David Keen questions the model of war as a contest between two sides aiming at political and military victory, and he also rejects the contrasting view that war represents a collapse into anarchy, mindless violence and ethnic hatred. Rather than a contest or a collapse, war is analysed as a system that has significant functions and that yields complex economic, political and psychological benefits. Some may be more interested in prolonging a war than in ending it. War may help elites to derail democracy and suppress dissent; it may be profitable for government and rebel actors; and it may allow armed groups to enjoy a sense of power over unarmed civilians.
This book argues that understanding the complex functions of wars alongside other forms of human disaster, such as famine and ethnic strife, is essential if we are to reduce suffering and move towards lasting peace agreements.

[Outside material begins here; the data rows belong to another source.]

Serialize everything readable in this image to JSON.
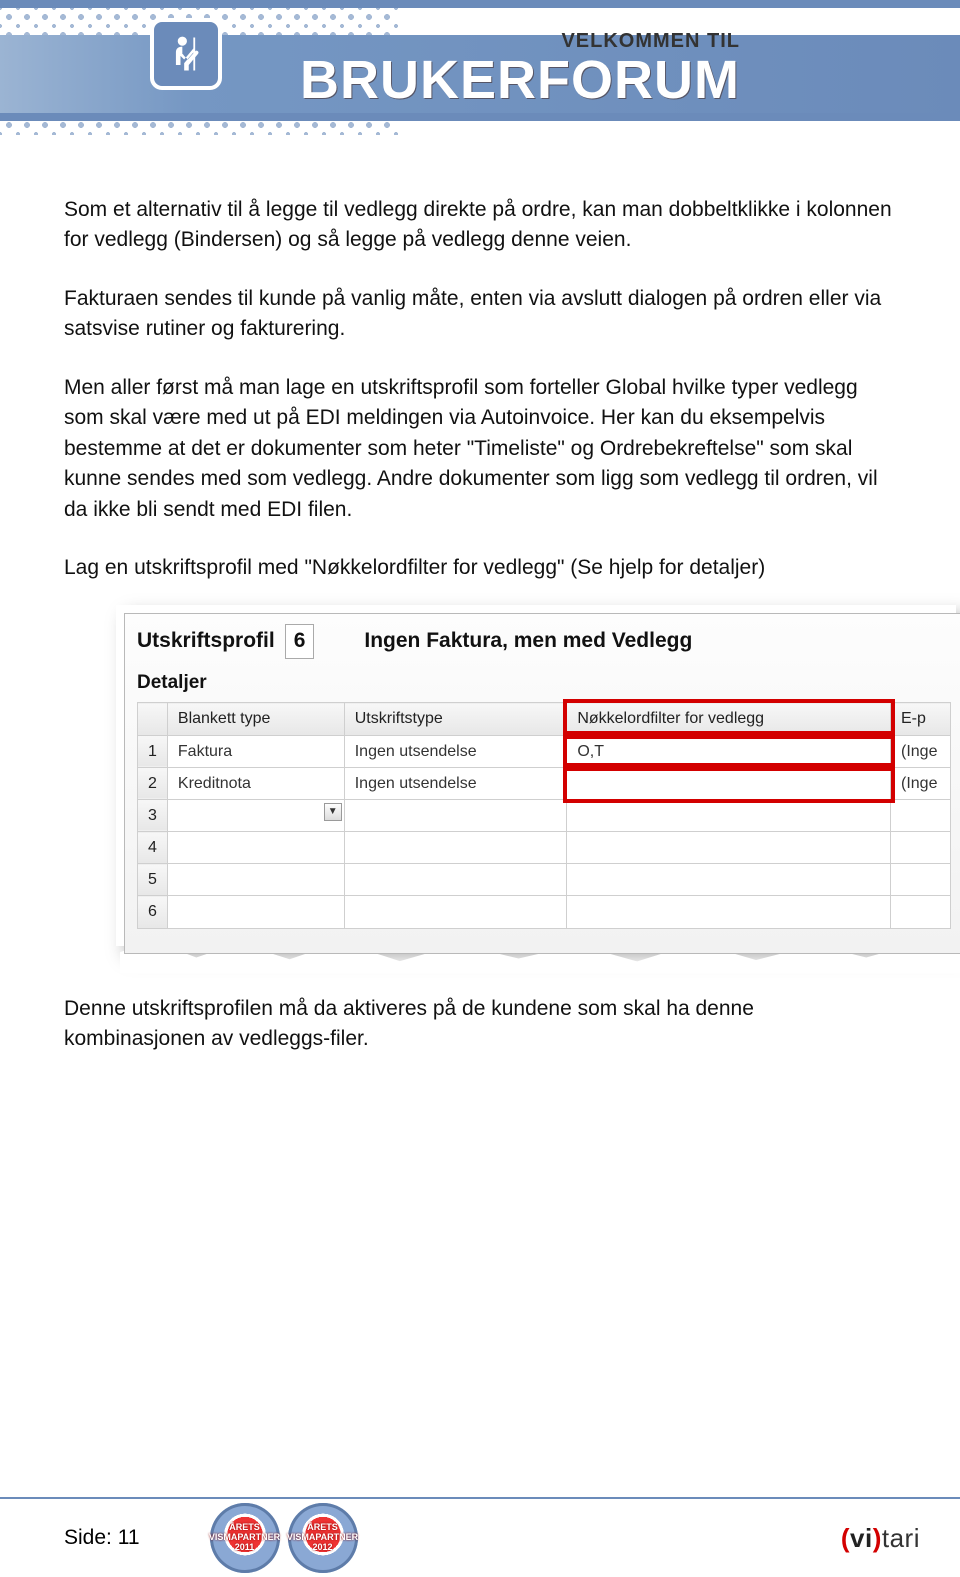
{
  "banner": {
    "welcome": "VELKOMMEN TIL",
    "title": "BRUKERFORUM"
  },
  "paragraphs": {
    "p1": "Som et alternativ til å legge til vedlegg direkte på ordre, kan man dobbeltklikke i kolonnen for vedlegg (Bindersen) og så legge på vedlegg denne veien.",
    "p2": "Fakturaen sendes til kunde på vanlig måte, enten via avslutt dialogen på ordren eller via satsvise rutiner og fakturering.",
    "p3": "Men aller først må man lage en utskriftsprofil som forteller Global hvilke typer vedlegg som skal være med ut på EDI meldingen via Autoinvoice. Her kan du eksempelvis bestemme at det er dokumenter som heter \"Timeliste\" og Ordrebekreftelse\" som skal kunne sendes med som vedlegg. Andre dokumenter som ligg som vedlegg til ordren, vil da ikke bli sendt med EDI filen.",
    "p4": "Lag en utskriftsprofil med \"Nøkkelordfilter for vedlegg\" (Se hjelp for detaljer)",
    "p5": "Denne utskriftsprofilen må da aktiveres på de kundene som skal ha denne kombinasjonen av vedleggs-filer."
  },
  "screenshot": {
    "profile_label": "Utskriftsprofil",
    "profile_number": "6",
    "profile_title": "Ingen Faktura, men med Vedlegg",
    "details_label": "Detaljer",
    "columns": [
      "Blankett type",
      "Utskriftstype",
      "Nøkkelordfilter for vedlegg",
      "E-p"
    ],
    "rows": [
      {
        "n": "1",
        "c": [
          "Faktura",
          "Ingen utsendelse",
          "O,T",
          "(Inge"
        ]
      },
      {
        "n": "2",
        "c": [
          "Kreditnota",
          "Ingen utsendelse",
          "",
          "(Inge"
        ]
      },
      {
        "n": "3",
        "c": [
          "",
          "",
          "",
          ""
        ]
      },
      {
        "n": "4",
        "c": [
          "",
          "",
          "",
          ""
        ]
      },
      {
        "n": "5",
        "c": [
          "",
          "",
          "",
          ""
        ]
      },
      {
        "n": "6",
        "c": [
          "",
          "",
          "",
          ""
        ]
      }
    ]
  },
  "footer": {
    "page_label": "Side: 11",
    "badges": [
      "ÅRETS VISMAPARTNER 2011",
      "ÅRETS VISMAPARTNER 2012"
    ],
    "logo_parts": [
      "vi",
      "tari"
    ]
  }
}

Complex Emergencies will be essential reading for students of development, political economy, political science and international relations.